Others include the right to access variety of services at competitive prices; right to seek redress against unfair trade practices or restrictive trade practices or unscrupulous exploitation of consumers of shipping services and right to consumer education, enlightenment and information on services availability.

On his part, Babatunde Irukera, executive vice chairman of FCCPC, called for effective collaboration between government agencies and regulatory bodies to better the port industry for all players.

Presenting a paper on ‘Ethics and Integrity in the Port and Shipping Sector,’ Emmanuel Bosah, director of programme at CBI Nigeria, said that businesses and societies depend on the efficient clearance of vessels and goods at ports worldwide to function, develop and prosper.

He pointed out that seaports are in many cases, the most corrupt place in the maritime value chain because vessels and cargos clearance processes involve numerous stakeholders, resulting in multiple interactions with port officials.

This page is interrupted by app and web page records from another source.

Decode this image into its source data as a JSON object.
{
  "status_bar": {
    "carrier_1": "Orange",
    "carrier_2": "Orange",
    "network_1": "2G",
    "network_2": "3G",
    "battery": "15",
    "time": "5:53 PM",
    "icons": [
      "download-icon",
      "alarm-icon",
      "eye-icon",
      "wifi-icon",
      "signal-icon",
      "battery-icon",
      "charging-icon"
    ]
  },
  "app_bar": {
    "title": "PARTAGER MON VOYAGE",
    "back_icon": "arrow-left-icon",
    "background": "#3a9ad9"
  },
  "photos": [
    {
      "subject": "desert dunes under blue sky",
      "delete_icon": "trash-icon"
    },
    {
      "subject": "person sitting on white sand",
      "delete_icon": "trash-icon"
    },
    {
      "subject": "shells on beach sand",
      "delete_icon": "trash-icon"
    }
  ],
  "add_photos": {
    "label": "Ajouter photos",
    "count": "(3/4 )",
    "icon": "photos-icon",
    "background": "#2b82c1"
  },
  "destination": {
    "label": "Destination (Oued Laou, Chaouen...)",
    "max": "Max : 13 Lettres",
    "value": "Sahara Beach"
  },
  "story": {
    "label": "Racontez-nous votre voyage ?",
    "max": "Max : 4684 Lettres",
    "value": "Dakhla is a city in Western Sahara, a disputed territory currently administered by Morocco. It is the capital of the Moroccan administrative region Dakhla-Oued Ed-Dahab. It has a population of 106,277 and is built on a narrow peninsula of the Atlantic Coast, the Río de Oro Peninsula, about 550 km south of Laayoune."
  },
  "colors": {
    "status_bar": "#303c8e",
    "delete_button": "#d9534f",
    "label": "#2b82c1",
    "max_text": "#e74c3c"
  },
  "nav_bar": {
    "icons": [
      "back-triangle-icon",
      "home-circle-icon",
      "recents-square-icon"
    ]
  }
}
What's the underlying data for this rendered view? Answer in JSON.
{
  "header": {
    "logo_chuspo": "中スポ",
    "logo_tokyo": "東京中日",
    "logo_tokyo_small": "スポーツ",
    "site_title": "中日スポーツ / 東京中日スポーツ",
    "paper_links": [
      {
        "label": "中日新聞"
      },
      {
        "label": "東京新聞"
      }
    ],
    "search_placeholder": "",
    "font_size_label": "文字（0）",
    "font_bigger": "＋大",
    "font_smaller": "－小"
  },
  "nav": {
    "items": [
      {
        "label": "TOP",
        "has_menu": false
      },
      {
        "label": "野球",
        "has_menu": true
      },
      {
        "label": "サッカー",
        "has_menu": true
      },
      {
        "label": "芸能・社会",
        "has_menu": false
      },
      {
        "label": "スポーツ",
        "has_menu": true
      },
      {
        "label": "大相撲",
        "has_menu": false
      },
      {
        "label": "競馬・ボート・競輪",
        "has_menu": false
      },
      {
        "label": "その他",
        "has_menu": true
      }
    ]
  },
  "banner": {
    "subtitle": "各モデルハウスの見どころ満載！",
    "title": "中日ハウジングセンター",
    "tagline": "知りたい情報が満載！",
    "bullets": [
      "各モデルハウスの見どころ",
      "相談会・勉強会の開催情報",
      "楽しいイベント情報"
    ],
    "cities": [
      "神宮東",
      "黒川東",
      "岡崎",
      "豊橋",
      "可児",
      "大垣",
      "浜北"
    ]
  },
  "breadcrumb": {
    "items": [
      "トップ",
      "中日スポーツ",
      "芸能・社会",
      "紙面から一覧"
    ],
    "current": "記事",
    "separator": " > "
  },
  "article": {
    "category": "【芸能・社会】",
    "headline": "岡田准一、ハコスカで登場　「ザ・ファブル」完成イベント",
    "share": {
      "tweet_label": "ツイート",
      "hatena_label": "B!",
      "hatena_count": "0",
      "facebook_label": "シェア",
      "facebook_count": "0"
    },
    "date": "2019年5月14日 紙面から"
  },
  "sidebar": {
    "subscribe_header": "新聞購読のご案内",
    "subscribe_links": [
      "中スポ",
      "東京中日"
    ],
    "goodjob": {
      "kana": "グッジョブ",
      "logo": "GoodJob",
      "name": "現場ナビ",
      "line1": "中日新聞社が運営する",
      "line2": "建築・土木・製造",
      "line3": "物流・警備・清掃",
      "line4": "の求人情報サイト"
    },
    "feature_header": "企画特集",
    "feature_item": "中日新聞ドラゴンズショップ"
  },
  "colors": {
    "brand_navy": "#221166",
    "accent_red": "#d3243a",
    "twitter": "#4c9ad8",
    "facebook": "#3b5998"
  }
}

According to him, this provides ample opportunities for corruption, especially where port officials enjoy broad discretionary powers giving ports an administrative monopoly over an essential public service that businesses depend on to function.

“This creates breeding ground for ‘coercive’ corruption where port officials extract bribes from port users for performing routine processes during vessel and cargo clearance. Such corruption constitutes an additional cost on businesses and increases the cost of trade, while reducing efficiency and productivity.

To reduce the rate of corruption at the port, Bosah called for the establishment of clear rules and standard operating procedures (SOPs) to guide transparency. He however said that the Nigerian Port Process Manual (NPPM) implemented by the Port Standing Task Team is already bridging the gap.

He further said that service providers especially shipping companies must equally introduce transparent SOPs that make clear
charges, timelines, and procedures, for example, for container returns as well as shipping charges to various export destinations, without compromising their trade secrets.

Stakeholders called for a policy to regulate pricing, cut arbitrarily charges, promote integrity, honest and right declaration as well as timely feedback mechanism.